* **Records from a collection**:
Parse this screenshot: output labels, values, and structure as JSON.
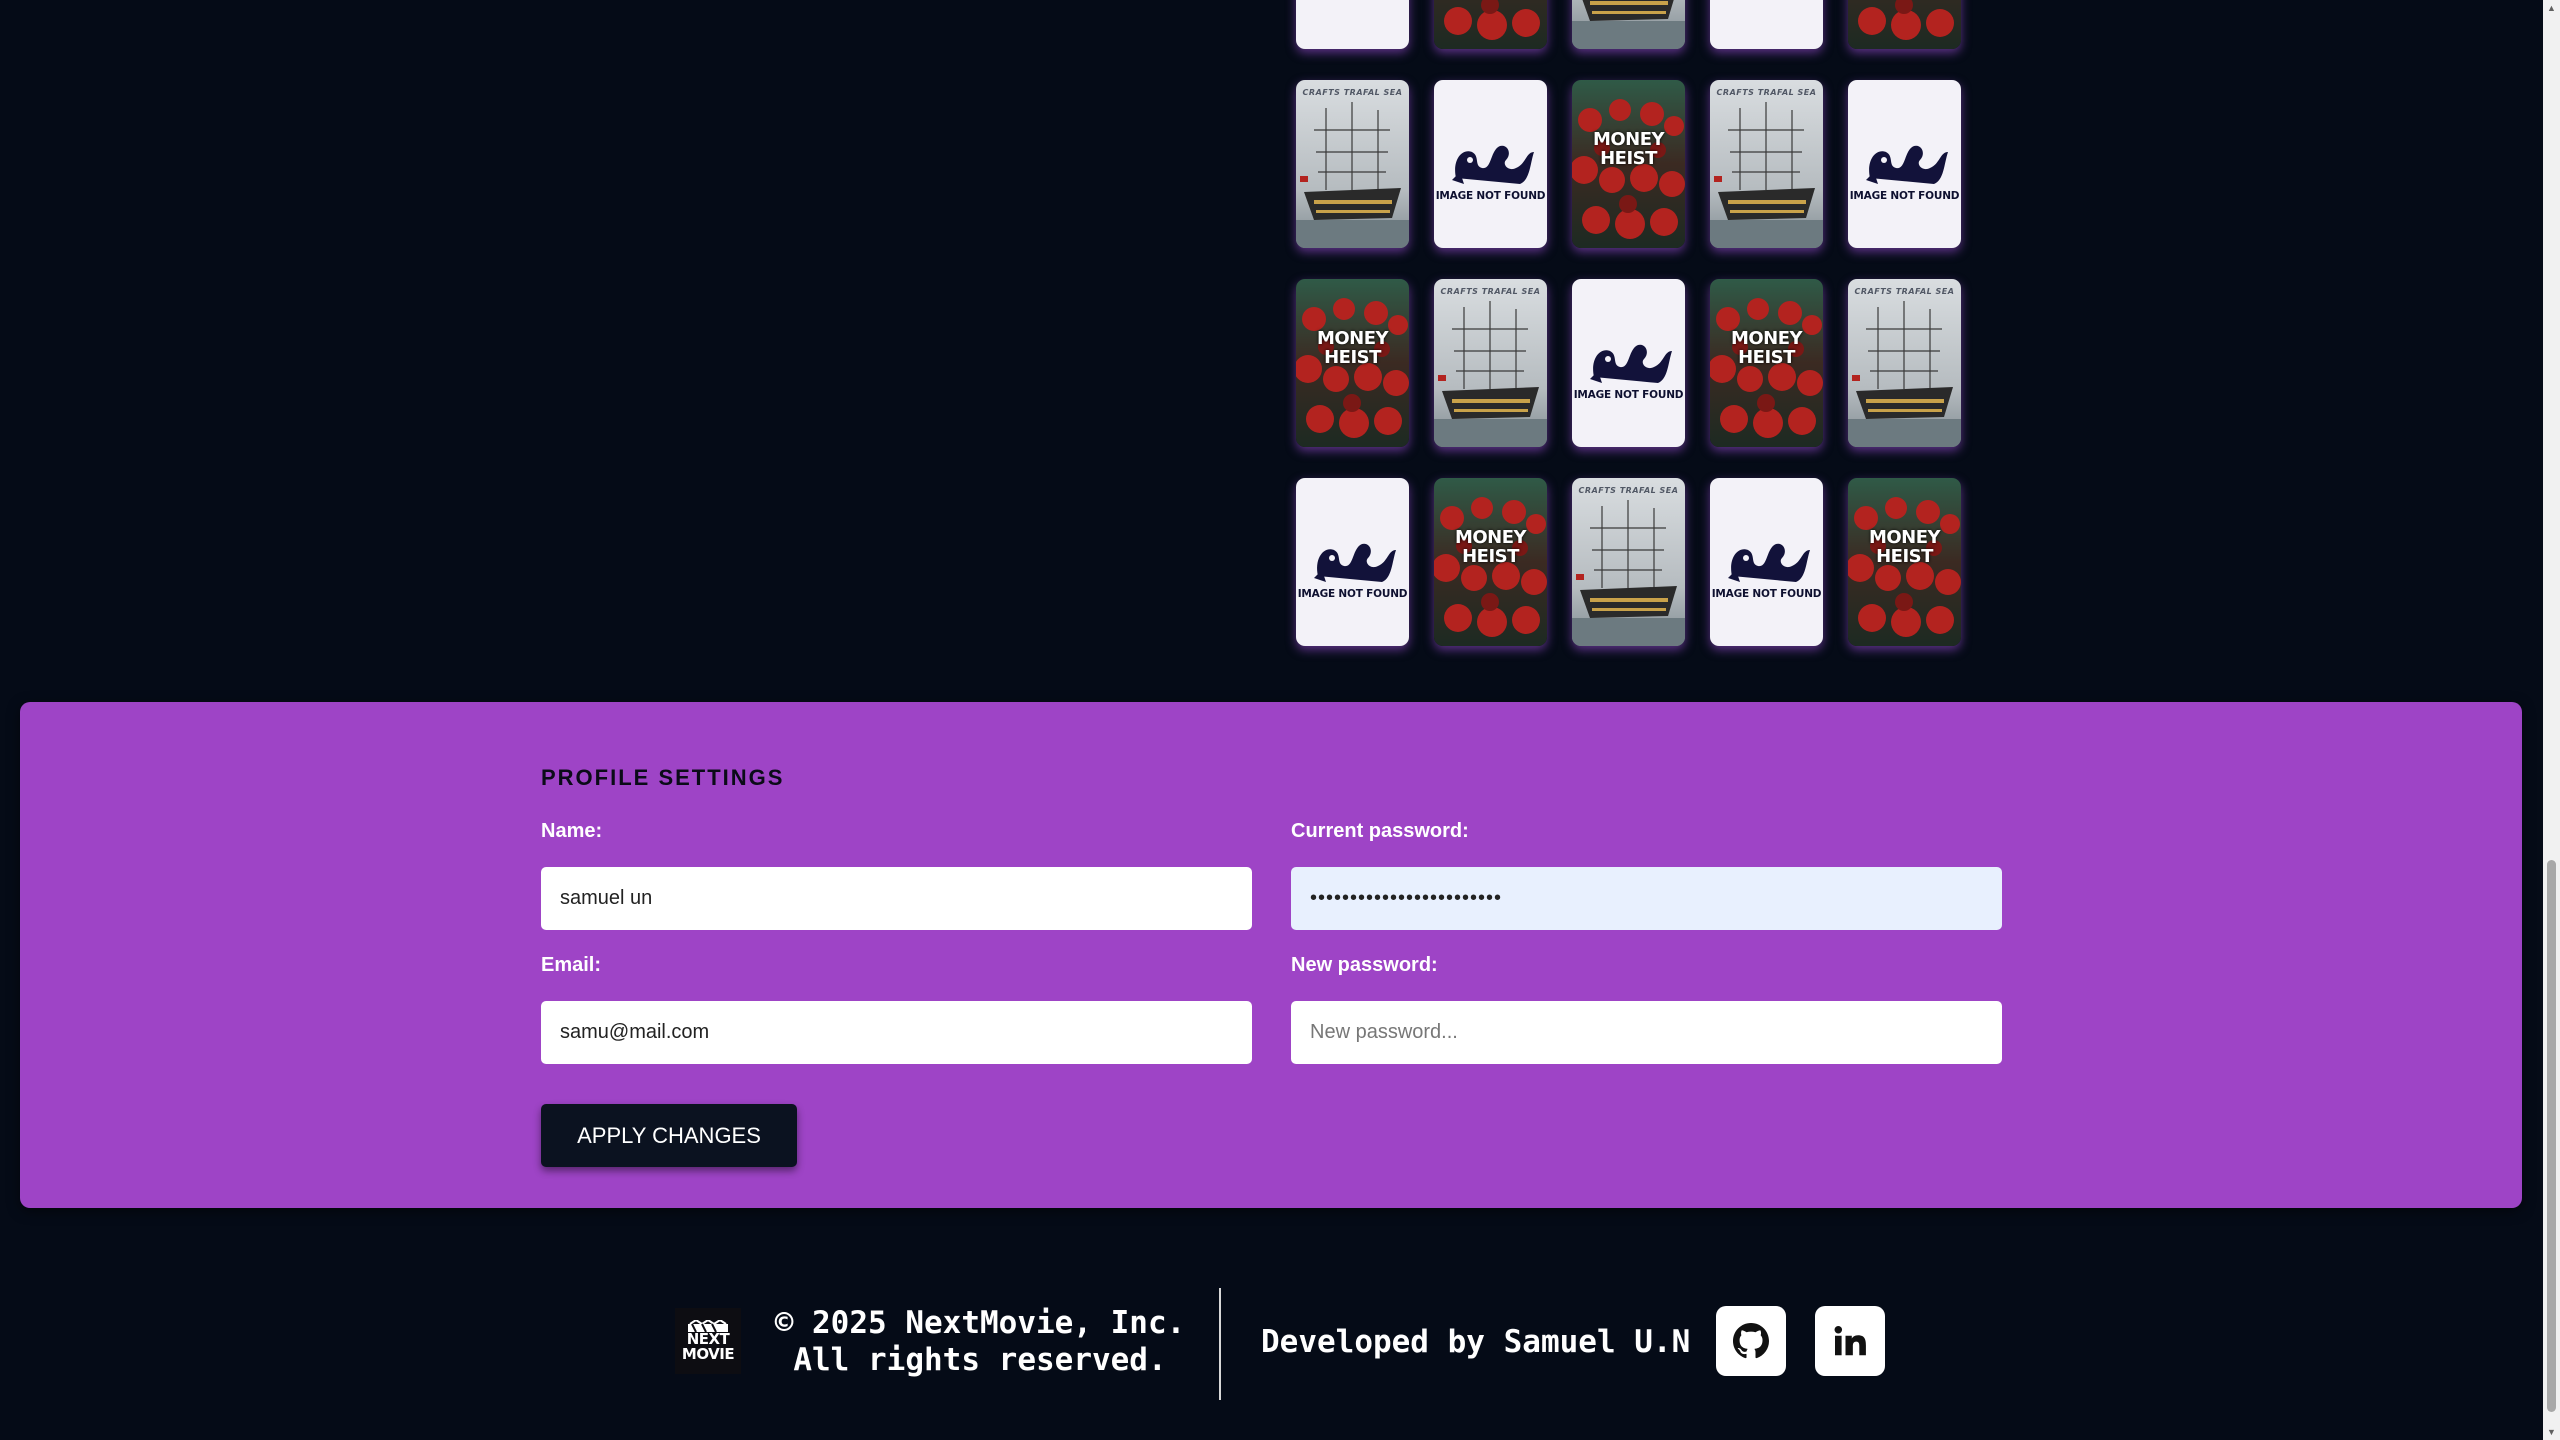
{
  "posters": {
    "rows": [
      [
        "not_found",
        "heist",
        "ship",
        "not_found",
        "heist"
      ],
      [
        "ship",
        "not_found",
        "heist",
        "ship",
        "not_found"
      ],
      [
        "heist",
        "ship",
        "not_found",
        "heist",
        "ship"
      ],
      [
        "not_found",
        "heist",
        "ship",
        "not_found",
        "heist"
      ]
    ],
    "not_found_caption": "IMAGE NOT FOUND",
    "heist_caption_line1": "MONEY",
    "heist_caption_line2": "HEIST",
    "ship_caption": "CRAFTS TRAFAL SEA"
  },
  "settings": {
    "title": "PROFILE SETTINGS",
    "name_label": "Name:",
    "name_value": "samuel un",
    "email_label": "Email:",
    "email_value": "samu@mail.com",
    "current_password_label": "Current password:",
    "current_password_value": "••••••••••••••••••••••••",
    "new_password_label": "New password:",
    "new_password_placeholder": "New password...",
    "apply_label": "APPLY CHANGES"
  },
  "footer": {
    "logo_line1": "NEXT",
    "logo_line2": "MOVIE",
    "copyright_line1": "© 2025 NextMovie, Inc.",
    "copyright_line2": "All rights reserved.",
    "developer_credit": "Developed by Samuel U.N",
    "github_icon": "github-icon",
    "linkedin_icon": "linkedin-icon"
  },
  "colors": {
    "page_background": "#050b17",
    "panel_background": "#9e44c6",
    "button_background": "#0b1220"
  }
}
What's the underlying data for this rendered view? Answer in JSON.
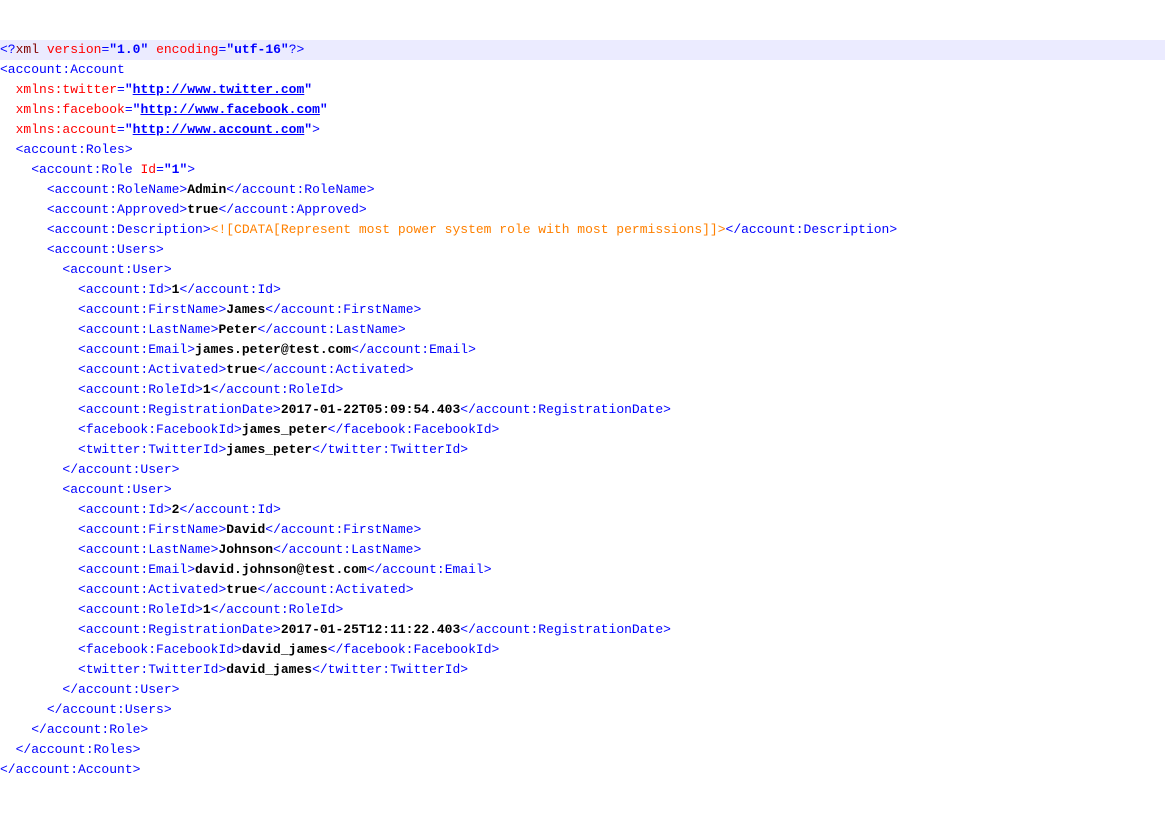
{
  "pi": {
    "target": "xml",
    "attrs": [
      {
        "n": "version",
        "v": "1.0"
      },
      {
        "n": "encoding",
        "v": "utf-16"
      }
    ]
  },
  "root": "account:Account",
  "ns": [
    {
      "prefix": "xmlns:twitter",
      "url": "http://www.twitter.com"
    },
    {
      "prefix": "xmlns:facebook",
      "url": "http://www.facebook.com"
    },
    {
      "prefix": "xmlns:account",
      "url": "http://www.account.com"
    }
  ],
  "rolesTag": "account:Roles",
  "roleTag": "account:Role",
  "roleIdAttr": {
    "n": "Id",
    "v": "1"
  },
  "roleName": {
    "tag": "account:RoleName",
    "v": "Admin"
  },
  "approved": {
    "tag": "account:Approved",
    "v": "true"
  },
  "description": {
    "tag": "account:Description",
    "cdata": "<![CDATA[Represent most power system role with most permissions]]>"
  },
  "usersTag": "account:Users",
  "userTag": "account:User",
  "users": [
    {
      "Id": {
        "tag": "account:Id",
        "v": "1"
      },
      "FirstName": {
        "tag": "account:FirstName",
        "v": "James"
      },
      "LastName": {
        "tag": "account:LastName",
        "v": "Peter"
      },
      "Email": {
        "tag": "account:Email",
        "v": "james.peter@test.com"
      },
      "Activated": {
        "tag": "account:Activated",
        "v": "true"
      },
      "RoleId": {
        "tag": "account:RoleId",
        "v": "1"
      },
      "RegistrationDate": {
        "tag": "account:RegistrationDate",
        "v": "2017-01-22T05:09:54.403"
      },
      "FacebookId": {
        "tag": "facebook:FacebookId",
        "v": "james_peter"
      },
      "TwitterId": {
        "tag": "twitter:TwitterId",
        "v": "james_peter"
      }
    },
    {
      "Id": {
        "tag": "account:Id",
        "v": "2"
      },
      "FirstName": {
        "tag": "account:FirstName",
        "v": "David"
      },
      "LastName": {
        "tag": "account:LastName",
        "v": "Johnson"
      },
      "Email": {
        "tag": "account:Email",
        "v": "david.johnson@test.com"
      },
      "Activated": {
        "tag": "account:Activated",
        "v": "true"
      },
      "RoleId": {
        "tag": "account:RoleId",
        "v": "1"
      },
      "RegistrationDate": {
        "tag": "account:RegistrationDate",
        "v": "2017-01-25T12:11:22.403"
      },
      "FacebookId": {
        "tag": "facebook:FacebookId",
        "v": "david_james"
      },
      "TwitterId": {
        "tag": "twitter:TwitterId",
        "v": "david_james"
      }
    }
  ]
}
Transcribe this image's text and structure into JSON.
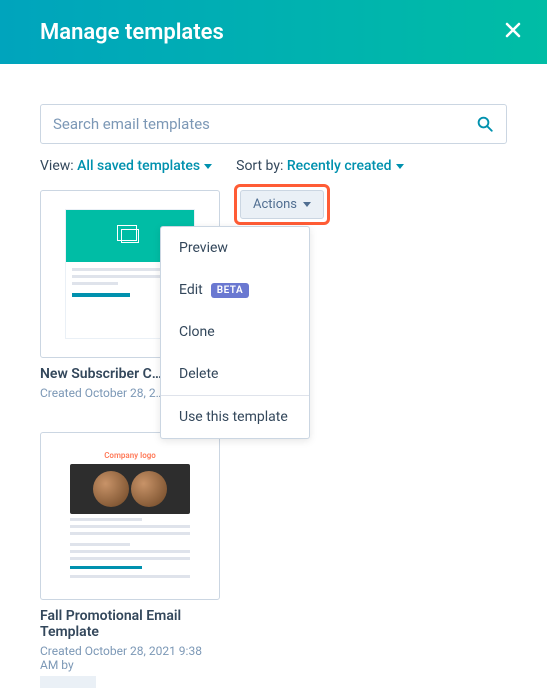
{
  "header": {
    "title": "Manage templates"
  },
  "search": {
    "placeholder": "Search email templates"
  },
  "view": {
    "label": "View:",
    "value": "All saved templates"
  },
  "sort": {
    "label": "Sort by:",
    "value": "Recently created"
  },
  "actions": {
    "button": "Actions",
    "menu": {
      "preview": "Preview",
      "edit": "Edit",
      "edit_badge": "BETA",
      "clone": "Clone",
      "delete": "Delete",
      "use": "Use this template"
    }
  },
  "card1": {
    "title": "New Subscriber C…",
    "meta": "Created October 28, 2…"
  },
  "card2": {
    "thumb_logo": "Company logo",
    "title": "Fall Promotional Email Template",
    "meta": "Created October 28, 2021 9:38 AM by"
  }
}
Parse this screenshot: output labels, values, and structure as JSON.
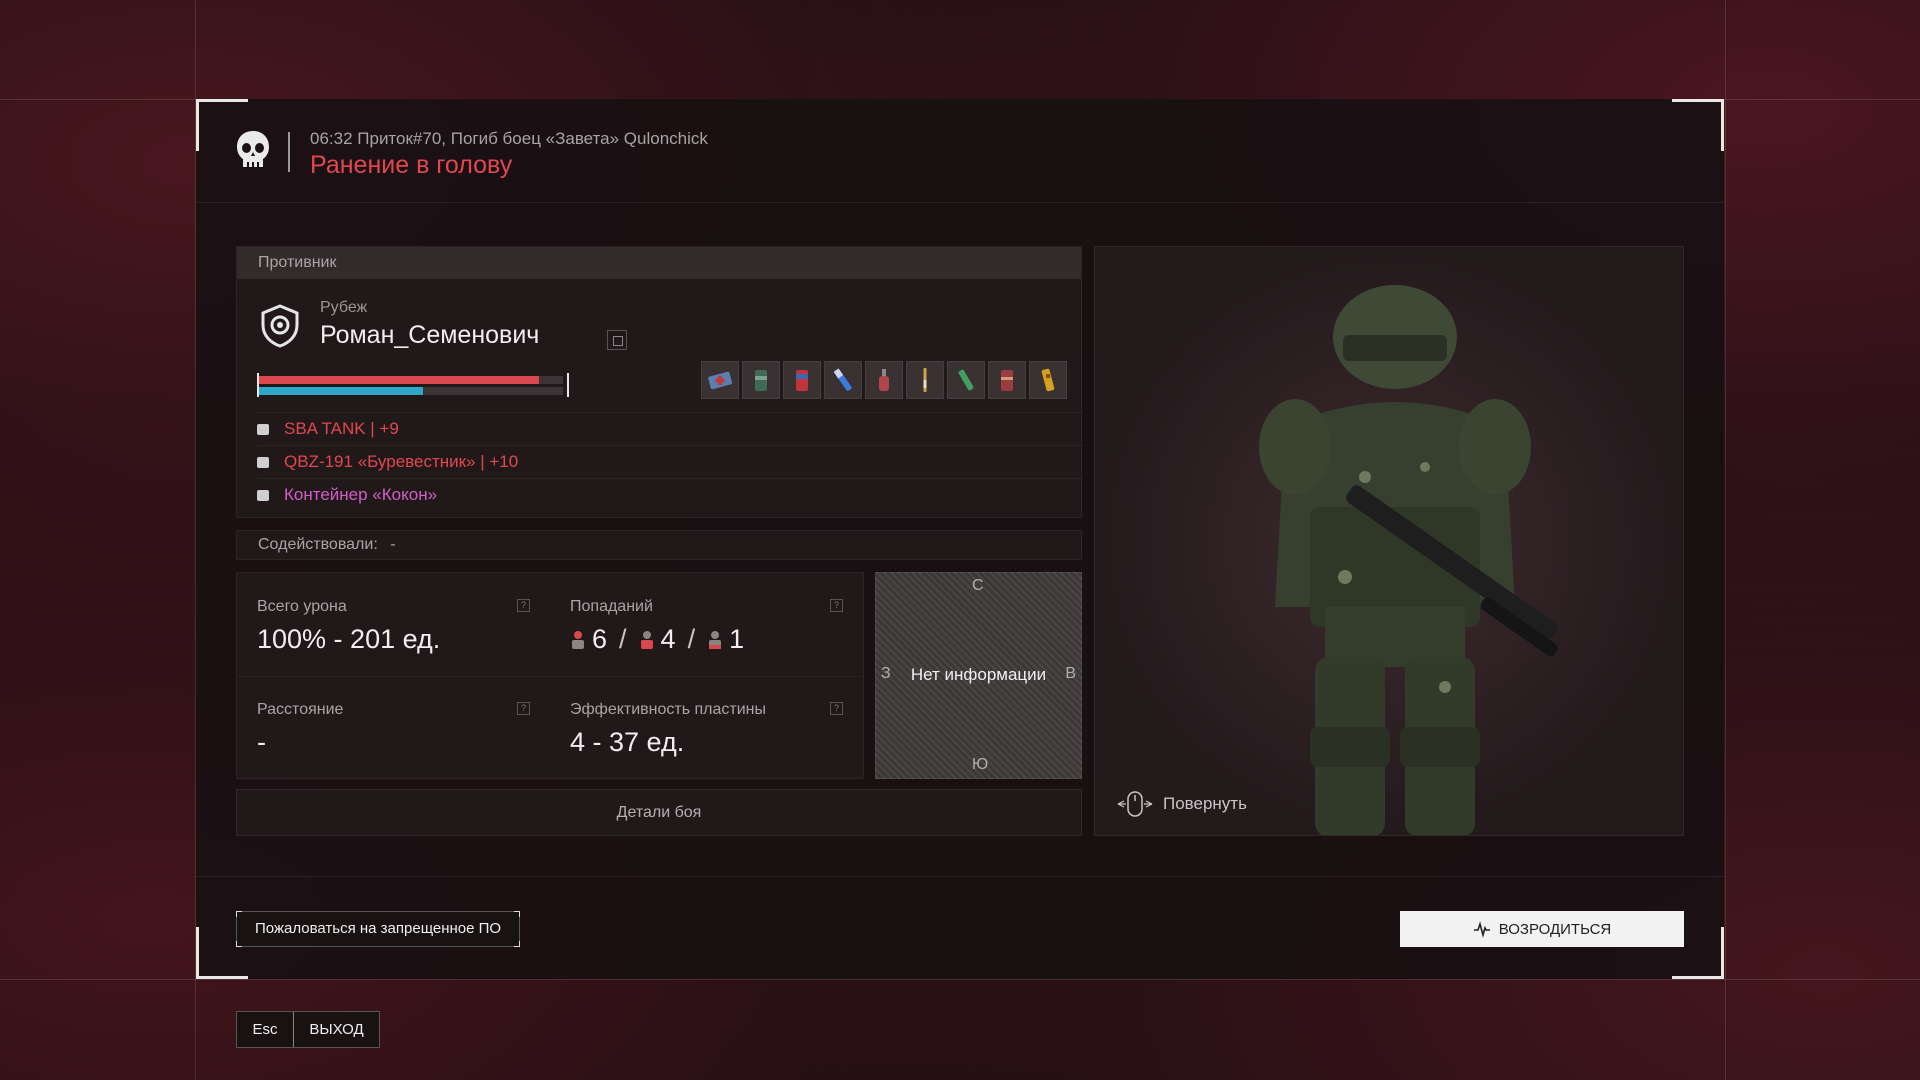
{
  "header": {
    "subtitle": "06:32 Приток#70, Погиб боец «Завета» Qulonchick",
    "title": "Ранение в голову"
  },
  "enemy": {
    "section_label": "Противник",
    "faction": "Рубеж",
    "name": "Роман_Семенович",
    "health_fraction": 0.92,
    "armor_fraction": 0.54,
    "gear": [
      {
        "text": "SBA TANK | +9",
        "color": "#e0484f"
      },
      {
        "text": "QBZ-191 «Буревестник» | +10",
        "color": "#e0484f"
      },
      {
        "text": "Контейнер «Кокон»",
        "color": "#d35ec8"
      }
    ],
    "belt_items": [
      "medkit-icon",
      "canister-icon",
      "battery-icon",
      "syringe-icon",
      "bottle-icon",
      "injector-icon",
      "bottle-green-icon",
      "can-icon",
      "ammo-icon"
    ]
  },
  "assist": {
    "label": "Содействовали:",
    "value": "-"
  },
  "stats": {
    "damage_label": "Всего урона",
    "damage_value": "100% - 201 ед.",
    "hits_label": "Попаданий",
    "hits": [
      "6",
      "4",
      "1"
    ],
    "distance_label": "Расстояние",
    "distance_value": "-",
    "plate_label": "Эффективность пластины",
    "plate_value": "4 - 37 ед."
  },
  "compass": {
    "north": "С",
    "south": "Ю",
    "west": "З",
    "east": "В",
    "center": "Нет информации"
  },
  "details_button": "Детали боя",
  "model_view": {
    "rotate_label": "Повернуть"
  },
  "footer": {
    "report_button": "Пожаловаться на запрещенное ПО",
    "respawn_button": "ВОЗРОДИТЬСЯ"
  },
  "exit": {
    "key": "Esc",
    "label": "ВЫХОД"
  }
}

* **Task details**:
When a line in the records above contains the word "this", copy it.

* **Response area**:
Parse this screenshot: output labels, values, and structure as JSON.
What's the underlying data for this rendered view? Answer in JSON.
Transcribe this image's text and structure into JSON.
      "use": "Use this template"
Parse this screenshot: output labels, values, and structure as JSON.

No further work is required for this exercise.